In this episode of Authentic Self Wellness Radio, we talk all about the ways our diet can either contribute to or reduce inflammation in our bodies. Discover what foods help to manage inflammation and what foods we should avoid. Enjoy!
Hi friends! I am back from my big road trip and I got a lot of great questions from you while I was gone. In today’s episode, I answer some of the ones that I think we can all use. You will discover how to make a green smoothie actually taste good, ways to use the leftover juice pulp from juicing, how to stop a garbage disposal from stinking, and more. Enjoy!
In this nutrition webisode of “Authentic Living with Margaux” for Nature and Health Magazine, Margaux J Rathbun, B.S., N.T.P., shares with you her favorite plant-based sources of protein and demonstrates how to make a protein-packed smoothie. To learn more, visit www.natureandhealth.com.au.
Phytonutrients or “plant nutrients” are important to include in our daily diet. They come in many classes including carotenoids, flavonoids, and sulfides. Phytonutrients are responsible for the way a plant looks, smells, and tastes. When your steamed veggies start to change color (for example, your kale becomes a beautiful deep green), that reaction is centered around the plants phytonutrients. The bitter taste found in some of fruits and vegetables are also a result of these substances. Why do we need to include phytonutrients in our diet? They have been shown to help slow down the aging process, prevent cancers, promote a healthy heart and good blood pressure. They are also loaded with antioxidants to help our immune system stay strong. Try including broccoli, kale, cilantro, blueberries, oranges, tomatoes, or sweet potatoes into your meals this week for a healthy dose of phytonutrients!
Did you know that nectarines were named after the Greek god Nekter? These delicious little fruits have been adored for years because of their sweet and juicy flavor. You can eat them by themselves or include them in salads or fruit salsa. When purchasing nectarines, be sure to look for ones that are moderately firm and brightly colored. The fruit is ready to eat when the flesh is soft to touch and smells fruity. Here are some of the health benefits of eating nectarines.
- Nectarines are a good source of beta-carotene, an antioxidant that the body converts to vitamin A.
- One medium-sized nectarine has 65 calories.
- The flesh of a nectarine is rich in antioxidants, especially carotenoids, that help protect our bodies from cancer and other diseases.
- Nectarines are high in pectin, a soluble fiber that helps control blood cholesterol levels.
- The skin of a nectarine is full of fiber, which helps to promote a health digestive system.
- Looking to include more potassium into your diet? Nectarines are full of this energizing nutrient
References: Reader’s Digest, Foods that Harm, Foods that Heal. 2004. Metro Books, New York, NY.

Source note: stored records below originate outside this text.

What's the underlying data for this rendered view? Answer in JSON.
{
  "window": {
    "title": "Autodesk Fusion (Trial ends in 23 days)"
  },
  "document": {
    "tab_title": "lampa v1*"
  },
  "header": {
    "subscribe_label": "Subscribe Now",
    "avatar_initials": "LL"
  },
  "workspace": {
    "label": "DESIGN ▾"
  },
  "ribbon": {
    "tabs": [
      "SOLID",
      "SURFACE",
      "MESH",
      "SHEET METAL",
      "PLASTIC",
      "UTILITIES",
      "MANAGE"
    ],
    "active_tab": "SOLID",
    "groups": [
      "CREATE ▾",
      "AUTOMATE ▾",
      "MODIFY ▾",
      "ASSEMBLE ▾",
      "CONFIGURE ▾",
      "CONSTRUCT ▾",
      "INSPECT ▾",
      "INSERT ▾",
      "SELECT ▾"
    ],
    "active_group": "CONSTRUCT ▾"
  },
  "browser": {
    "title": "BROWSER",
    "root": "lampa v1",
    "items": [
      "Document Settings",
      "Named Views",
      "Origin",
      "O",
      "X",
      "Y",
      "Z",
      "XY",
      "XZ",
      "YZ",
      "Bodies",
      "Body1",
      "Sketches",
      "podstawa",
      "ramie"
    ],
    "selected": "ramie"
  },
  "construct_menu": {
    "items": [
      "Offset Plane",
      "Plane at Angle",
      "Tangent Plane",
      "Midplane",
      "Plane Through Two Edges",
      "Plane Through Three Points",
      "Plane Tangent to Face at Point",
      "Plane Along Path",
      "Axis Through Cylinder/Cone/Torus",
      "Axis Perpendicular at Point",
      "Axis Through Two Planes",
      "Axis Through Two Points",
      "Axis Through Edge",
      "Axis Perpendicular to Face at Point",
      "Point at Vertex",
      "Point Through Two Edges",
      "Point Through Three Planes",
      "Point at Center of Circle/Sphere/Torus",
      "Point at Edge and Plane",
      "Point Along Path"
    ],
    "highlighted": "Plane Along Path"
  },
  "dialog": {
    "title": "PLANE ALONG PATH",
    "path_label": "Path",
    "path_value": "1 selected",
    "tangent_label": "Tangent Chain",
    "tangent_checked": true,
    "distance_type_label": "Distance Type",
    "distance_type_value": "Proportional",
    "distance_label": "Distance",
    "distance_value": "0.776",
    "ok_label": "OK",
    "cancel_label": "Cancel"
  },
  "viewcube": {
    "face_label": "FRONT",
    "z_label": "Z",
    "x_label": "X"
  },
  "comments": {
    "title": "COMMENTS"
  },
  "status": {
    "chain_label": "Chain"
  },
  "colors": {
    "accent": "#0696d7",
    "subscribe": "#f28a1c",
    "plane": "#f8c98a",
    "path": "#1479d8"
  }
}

It doesn’t get any better than biting into a big juicy mango. These fruits have been around for more than 4,000 years and originated in Southeast Asia. Legend has it that Buddha found tranquility in a grove full of mangoes. In India, the mango tree plays a sacred role as the symbol of love. Some people even believe that the mango tree can grant wishes! Mangoes are a good source of vitamin A, beta carotene, vitamin C, vitamin K. They also have a lot of potassium, calcium, phosphorous, and magnesium. Mangoes are a good source of fiber which is important for helping maintain a health digestive system. This fruit is believed to be rich in enzymes which make them great for using as a tenderizing agent in meat marinades.
DID YOU KNOW:
– The Environmental Working Group put mangoes on the list as one of the least contaminated foods with pesticides.
– According to natural foods expert Rebecca Wood, mangoes contain urushinol, a toxic resin that can cause contact dermatitis. The peel and juice seem to be the problem rather than the flesh. It’s possible (but not very common) that eating mangoes in excess could cause itching or skin eruptions.
We have all heard about vitamin C and it’s ability to boost our immune system. Did you know that there is much more to this important vitamin than helping us stay well during cold and flu season? Vitamin C helps to protect our cells from the damage caused by harmful free radicals. It also helps to regenerate our vitamin E supply while improving our absorption of iron into the body. If you find that you are getting sick a lot, are experiencing slow healing of cuts and scrapes, and have developed lung-related problems, you could be deficient in vitamin C.
If you think you are deficient in this vitamin, be sure to include the following foods in your diet:
- Strawberries (organic)
- Lemon juice
- Bell Peppers